**WORK INSTRUCTION:** All entries shown below should be duplicated character for character.

[THE INPUT Boundary: Start]

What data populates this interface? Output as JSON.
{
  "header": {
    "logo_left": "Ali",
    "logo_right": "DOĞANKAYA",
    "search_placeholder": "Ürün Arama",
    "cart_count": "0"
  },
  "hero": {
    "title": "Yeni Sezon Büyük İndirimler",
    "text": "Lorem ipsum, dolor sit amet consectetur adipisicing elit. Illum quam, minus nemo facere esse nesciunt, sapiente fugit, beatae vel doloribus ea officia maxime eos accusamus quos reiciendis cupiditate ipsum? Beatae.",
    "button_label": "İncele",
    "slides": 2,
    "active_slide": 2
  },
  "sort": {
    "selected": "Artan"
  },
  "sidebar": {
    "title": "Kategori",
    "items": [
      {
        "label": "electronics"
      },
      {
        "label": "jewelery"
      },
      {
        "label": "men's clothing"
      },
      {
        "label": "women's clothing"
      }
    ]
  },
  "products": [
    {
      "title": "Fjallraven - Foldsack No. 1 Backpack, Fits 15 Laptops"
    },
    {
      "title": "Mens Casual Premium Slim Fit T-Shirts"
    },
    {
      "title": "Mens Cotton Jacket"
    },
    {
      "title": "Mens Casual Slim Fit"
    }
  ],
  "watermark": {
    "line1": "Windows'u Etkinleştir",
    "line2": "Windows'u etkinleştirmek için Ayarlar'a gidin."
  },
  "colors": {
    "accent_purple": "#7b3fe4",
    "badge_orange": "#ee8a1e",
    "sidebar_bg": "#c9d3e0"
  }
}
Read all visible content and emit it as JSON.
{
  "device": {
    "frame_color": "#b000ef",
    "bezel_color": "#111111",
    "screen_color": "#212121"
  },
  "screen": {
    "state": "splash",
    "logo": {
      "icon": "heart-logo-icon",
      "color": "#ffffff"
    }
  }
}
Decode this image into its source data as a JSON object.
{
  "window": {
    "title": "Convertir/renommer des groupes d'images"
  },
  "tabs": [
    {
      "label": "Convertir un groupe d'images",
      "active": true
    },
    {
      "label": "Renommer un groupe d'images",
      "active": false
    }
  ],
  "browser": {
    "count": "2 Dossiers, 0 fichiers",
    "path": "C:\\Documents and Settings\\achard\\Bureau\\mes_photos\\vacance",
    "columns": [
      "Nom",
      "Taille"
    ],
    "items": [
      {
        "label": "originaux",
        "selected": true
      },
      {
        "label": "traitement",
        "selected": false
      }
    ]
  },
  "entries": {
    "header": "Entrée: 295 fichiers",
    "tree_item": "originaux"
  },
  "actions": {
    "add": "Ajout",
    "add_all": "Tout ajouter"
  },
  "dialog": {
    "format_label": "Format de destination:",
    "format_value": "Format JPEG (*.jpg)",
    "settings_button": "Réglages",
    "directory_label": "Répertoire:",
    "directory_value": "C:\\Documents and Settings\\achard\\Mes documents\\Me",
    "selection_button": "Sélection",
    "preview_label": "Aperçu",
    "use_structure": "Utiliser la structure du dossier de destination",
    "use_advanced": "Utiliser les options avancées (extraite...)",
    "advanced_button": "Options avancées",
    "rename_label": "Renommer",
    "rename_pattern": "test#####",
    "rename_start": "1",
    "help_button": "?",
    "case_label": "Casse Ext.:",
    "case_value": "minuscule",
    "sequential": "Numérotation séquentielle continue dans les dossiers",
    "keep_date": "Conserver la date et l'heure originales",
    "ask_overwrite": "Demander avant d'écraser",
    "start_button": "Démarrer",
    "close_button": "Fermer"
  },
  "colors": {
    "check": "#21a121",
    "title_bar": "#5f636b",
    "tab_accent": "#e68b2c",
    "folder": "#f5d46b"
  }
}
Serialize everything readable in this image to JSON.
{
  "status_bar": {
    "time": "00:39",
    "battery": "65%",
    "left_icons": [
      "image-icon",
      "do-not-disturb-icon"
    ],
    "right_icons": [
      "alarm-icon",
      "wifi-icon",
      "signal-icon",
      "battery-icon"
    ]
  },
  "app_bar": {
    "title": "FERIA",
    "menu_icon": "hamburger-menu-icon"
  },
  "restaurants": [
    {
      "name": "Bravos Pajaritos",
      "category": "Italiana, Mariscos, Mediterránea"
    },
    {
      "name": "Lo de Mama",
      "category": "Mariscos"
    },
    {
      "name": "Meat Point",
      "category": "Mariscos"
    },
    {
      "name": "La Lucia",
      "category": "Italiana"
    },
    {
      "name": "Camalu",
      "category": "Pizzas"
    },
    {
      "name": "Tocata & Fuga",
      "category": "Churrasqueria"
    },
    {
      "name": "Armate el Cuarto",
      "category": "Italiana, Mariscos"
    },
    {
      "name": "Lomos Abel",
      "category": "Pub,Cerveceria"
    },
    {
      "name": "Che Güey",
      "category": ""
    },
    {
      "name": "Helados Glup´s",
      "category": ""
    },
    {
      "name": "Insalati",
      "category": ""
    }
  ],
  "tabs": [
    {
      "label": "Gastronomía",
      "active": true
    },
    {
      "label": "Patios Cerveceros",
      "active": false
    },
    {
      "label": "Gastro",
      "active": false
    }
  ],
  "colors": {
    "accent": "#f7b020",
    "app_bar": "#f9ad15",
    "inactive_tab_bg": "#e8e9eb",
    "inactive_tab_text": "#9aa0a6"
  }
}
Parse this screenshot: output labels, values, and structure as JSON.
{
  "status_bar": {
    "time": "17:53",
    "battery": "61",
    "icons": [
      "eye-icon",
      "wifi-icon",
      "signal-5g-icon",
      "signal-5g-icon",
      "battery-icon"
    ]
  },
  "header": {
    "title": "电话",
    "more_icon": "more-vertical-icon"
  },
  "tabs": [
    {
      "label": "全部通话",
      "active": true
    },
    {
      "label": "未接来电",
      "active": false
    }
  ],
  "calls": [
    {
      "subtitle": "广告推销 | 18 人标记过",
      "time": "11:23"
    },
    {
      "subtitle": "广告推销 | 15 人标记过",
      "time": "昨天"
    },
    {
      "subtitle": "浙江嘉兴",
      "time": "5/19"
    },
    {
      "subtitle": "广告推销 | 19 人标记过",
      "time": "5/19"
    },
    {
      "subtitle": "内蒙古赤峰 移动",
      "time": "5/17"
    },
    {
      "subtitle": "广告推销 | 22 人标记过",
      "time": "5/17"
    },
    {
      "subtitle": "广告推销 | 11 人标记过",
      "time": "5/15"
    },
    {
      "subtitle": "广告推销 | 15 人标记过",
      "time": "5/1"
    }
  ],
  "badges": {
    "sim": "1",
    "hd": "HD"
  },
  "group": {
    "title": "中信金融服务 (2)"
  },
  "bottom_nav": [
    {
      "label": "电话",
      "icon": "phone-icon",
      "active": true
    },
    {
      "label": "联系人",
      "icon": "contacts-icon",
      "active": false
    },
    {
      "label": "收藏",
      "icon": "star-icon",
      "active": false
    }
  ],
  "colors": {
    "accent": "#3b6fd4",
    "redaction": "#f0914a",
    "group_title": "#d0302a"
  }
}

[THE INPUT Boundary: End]

**TASK OUTPUT:**
What data populates this interface? Output as JSON.
{
  "header": {
    "logo_left": "Ali",
    "logo_right": "DOĞANKAYA",
    "search_placeholder": "Ürün Arama",
    "cart_count": "0"
  },
  "hero": {
    "title": "Yeni Sezon Büyük İndirimler",
    "text": "Lorem ipsum, dolor sit amet consectetur adipisicing elit. Illum quam, minus nemo facere esse nesciunt, sapiente fugit, beatae vel doloribus ea officia maxime eos accusamus quos reiciendis cupiditate ipsum? Beatae.",
    "button_label": "İncele",
    "slides": 2,
    "active_slide": 2
  },
  "sort": {
    "selected": "Artan"
  },
  "sidebar": {
    "title": "Kategori",
    "items": [
      {
        "label": "electronics"
      },
      {
        "label": "jewelery"
      },
      {
        "label": "men's clothing"
      },
      {
        "label": "women's clothing"
      }
    ]
  },
  "products": [
    {
      "title": "Fjallraven - Foldsack No. 1 Backpack, Fits 15 Laptops"
    },
    {
      "title": "Mens Casual Premium Slim Fit T-Shirts"
    },
    {
      "title": "Mens Cotton Jacket"
    },
    {
      "title": "Mens Casual Slim Fit"
    }
  ],
  "watermark": {
    "line1": "Windows'u Etkinleştir",
    "line2": "Windows'u etkinleştirmek için Ayarlar'a gidin."
  },
  "colors": {
    "accent_purple": "#7b3fe4",
    "badge_orange": "#ee8a1e",
    "sidebar_bg": "#c9d3e0"
  }
}
Read all visible content and emit it as JSON.
{
  "device": {
    "frame_color": "#b000ef",
    "bezel_color": "#111111",
    "screen_color": "#212121"
  },
  "screen": {
    "state": "splash",
    "logo": {
      "icon": "heart-logo-icon",
      "color": "#ffffff"
    }
  }
}
Decode this image into its source data as a JSON object.
{
  "window": {
    "title": "Convertir/renommer des groupes d'images"
  },
  "tabs": [
    {
      "label": "Convertir un groupe d'images",
      "active": true
    },
    {
      "label": "Renommer un groupe d'images",
      "active": false
    }
  ],
  "browser": {
    "count": "2 Dossiers, 0 fichiers",
    "path": "C:\\Documents and Settings\\achard\\Bureau\\mes_photos\\vacance",
    "columns": [
      "Nom",
      "Taille"
    ],
    "items": [
      {
        "label": "originaux",
        "selected": true
      },
      {
        "label": "traitement",
        "selected": false
      }
    ]
  },
  "entries": {
    "header": "Entrée: 295 fichiers",
    "tree_item": "originaux"
  },
  "actions": {
    "add": "Ajout",
    "add_all": "Tout ajouter"
  },
  "dialog": {
    "format_label": "Format de destination:",
    "format_value": "Format JPEG (*.jpg)",
    "settings_button": "Réglages",
    "directory_label": "Répertoire:",
    "directory_value": "C:\\Documents and Settings\\achard\\Mes documents\\Me",
    "selection_button": "Sélection",
    "preview_label": "Aperçu",
    "use_structure": "Utiliser la structure du dossier de destination",
    "use_advanced": "Utiliser les options avancées (extraite...)",
    "advanced_button": "Options avancées",
    "rename_label": "Renommer",
    "rename_pattern": "test#####",
    "rename_start": "1",
    "help_button": "?",
    "case_label": "Casse Ext.:",
    "case_value": "minuscule",
    "sequential": "Numérotation séquentielle continue dans les dossiers",
    "keep_date": "Conserver la date et l'heure originales",
    "ask_overwrite": "Demander avant d'écraser",
    "start_button": "Démarrer",
    "close_button": "Fermer"
  },
  "colors": {
    "check": "#21a121",
    "title_bar": "#5f636b",
    "tab_accent": "#e68b2c",
    "folder": "#f5d46b"
  }
}
Serialize everything readable in this image to JSON.
{
  "status_bar": {
    "time": "00:39",
    "battery": "65%",
    "left_icons": [
      "image-icon",
      "do-not-disturb-icon"
    ],
    "right_icons": [
      "alarm-icon",
      "wifi-icon",
      "signal-icon",
      "battery-icon"
    ]
  },
  "app_bar": {
    "title": "FERIA",
    "menu_icon": "hamburger-menu-icon"
  },
  "restaurants": [
    {
      "name": "Bravos Pajaritos",
      "category": "Italiana, Mariscos, Mediterránea"
    },
    {
      "name": "Lo de Mama",
      "category": "Mariscos"
    },
    {
      "name": "Meat Point",
      "category": "Mariscos"
    },
    {
      "name": "La Lucia",
      "category": "Italiana"
    },
    {
      "name": "Camalu",
      "category": "Pizzas"
    },
    {
      "name": "Tocata & Fuga",
      "category": "Churrasqueria"
    },
    {
      "name": "Armate el Cuarto",
      "category": "Italiana, Mariscos"
    },
    {
      "name": "Lomos Abel",
      "category": "Pub,Cerveceria"
    },
    {
      "name": "Che Güey",
      "category": ""
    },
    {
      "name": "Helados Glup´s",
      "category": ""
    },
    {
      "name": "Insalati",
      "category": ""
    }
  ],
  "tabs": [
    {
      "label": "Gastronomía",
      "active": true
    },
    {
      "label": "Patios Cerveceros",
      "active": false
    },
    {
      "label": "Gastro",
      "active": false
    }
  ],
  "colors": {
    "accent": "#f7b020",
    "app_bar": "#f9ad15",
    "inactive_tab_bg": "#e8e9eb",
    "inactive_tab_text": "#9aa0a6"
  }
}
Parse this screenshot: output labels, values, and structure as JSON.
{
  "status_bar": {
    "time": "17:53",
    "battery": "61",
    "icons": [
      "eye-icon",
      "wifi-icon",
      "signal-5g-icon",
      "signal-5g-icon",
      "battery-icon"
    ]
  },
  "header": {
    "title": "电话",
    "more_icon": "more-vertical-icon"
  },
  "tabs": [
    {
      "label": "全部通话",
      "active": true
    },
    {
      "label": "未接来电",
      "active": false
    }
  ],
  "calls": [
    {
      "subtitle": "广告推销 | 18 人标记过",
      "time": "11:23"
    },
    {
      "subtitle": "广告推销 | 15 人标记过",
      "time": "昨天"
    },
    {
      "subtitle": "浙江嘉兴",
      "time": "5/19"
    },
    {
      "subtitle": "广告推销 | 19 人标记过",
      "time": "5/19"
    },
    {
      "subtitle": "内蒙古赤峰 移动",
      "time": "5/17"
    },
    {
      "subtitle": "广告推销 | 22 人标记过",
      "time": "5/17"
    },
    {
      "subtitle": "广告推销 | 11 人标记过",
      "time": "5/15"
    },
    {
      "subtitle": "广告推销 | 15 人标记过",
      "time": "5/1"
    }
  ],
  "badges": {
    "sim": "1",
    "hd": "HD"
  },
  "group": {
    "title": "中信金融服务 (2)"
  },
  "bottom_nav": [
    {
      "label": "电话",
      "icon": "phone-icon",
      "active": true
    },
    {
      "label": "联系人",
      "icon": "contacts-icon",
      "active": false
    },
    {
      "label": "收藏",
      "icon": "star-icon",
      "active": false
    }
  ],
  "colors": {
    "accent": "#3b6fd4",
    "redaction": "#f0914a",
    "group_title": "#d0302a"
  }
}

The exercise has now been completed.